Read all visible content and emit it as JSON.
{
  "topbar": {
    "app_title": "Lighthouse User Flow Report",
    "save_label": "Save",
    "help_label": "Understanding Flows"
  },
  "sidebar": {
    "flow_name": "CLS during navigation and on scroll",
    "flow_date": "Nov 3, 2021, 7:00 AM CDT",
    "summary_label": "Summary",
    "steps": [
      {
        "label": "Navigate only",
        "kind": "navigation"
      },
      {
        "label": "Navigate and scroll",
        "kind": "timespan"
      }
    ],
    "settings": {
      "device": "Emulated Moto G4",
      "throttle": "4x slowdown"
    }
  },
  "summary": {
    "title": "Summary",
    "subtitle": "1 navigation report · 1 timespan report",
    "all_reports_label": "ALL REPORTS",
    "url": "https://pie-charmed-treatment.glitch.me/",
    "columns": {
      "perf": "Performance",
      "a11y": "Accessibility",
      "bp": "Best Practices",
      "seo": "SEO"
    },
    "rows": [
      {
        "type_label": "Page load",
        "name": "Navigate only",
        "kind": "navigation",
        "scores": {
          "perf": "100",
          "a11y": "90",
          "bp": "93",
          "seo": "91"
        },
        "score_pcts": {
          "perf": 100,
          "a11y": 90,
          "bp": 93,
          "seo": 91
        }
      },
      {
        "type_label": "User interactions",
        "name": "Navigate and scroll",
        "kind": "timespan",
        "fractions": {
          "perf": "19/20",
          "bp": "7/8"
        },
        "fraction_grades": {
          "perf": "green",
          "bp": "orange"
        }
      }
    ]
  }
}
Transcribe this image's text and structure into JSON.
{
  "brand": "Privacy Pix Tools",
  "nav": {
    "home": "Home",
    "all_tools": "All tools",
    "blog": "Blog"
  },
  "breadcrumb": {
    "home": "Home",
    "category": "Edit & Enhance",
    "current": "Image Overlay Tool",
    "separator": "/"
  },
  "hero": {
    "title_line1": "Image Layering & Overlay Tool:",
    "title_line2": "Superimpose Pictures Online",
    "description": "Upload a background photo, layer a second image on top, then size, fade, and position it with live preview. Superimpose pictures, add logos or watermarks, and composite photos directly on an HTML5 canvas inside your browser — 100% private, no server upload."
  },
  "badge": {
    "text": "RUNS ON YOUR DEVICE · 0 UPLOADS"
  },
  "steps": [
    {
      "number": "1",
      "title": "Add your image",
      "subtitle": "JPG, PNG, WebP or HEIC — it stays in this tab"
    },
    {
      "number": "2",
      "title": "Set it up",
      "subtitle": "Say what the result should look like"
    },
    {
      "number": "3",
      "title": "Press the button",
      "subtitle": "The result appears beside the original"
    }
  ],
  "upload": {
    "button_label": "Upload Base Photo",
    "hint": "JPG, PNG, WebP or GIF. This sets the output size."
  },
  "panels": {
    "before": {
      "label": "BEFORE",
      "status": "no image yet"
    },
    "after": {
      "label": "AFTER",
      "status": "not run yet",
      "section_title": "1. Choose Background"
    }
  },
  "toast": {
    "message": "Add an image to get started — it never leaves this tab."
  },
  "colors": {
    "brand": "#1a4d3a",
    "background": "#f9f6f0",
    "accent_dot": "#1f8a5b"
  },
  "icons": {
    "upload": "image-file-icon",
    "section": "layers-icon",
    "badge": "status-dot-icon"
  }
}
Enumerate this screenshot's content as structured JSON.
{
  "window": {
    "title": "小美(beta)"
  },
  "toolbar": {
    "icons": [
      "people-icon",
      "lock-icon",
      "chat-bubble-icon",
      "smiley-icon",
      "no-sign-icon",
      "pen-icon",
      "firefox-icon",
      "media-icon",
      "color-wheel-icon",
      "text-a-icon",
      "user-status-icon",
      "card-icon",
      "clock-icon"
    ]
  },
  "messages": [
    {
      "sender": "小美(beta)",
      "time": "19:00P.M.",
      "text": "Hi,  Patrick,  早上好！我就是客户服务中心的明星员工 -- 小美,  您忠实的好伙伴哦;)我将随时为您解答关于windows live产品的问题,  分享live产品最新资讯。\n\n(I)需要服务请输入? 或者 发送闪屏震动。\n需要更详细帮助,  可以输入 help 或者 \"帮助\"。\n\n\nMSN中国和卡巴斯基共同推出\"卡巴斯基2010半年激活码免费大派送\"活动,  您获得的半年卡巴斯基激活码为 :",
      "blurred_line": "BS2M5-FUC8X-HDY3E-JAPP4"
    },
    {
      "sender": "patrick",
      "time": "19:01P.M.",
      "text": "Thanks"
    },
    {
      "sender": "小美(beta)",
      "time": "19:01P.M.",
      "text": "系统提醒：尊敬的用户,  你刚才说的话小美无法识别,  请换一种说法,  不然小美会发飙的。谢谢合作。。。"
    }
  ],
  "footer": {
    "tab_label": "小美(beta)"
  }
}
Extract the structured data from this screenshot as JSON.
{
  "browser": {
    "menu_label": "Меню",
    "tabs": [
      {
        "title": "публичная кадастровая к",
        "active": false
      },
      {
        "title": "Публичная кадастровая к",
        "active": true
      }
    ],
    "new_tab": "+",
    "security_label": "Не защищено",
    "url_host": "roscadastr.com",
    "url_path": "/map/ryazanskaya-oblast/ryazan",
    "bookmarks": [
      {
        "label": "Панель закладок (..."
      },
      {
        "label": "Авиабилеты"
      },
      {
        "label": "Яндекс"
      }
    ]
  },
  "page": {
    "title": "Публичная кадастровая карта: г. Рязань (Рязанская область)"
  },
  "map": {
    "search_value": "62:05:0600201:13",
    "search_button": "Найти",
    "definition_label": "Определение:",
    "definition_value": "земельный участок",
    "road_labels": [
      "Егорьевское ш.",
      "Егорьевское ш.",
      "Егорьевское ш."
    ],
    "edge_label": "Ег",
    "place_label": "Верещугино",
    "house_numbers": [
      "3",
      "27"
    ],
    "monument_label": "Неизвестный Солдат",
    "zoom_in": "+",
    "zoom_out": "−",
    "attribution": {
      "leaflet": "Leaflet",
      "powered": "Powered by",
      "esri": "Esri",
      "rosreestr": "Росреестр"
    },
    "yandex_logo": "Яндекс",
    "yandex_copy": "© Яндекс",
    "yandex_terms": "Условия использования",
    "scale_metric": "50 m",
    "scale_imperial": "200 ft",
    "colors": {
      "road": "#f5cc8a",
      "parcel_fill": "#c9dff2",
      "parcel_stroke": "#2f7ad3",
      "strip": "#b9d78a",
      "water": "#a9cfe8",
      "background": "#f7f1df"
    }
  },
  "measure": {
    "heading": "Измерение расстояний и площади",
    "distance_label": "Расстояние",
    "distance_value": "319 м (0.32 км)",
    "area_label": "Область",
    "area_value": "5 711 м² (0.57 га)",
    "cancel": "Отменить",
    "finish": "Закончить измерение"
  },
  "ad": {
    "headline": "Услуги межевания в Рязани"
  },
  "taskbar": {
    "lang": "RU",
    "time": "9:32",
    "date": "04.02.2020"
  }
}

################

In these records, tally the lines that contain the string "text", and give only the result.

6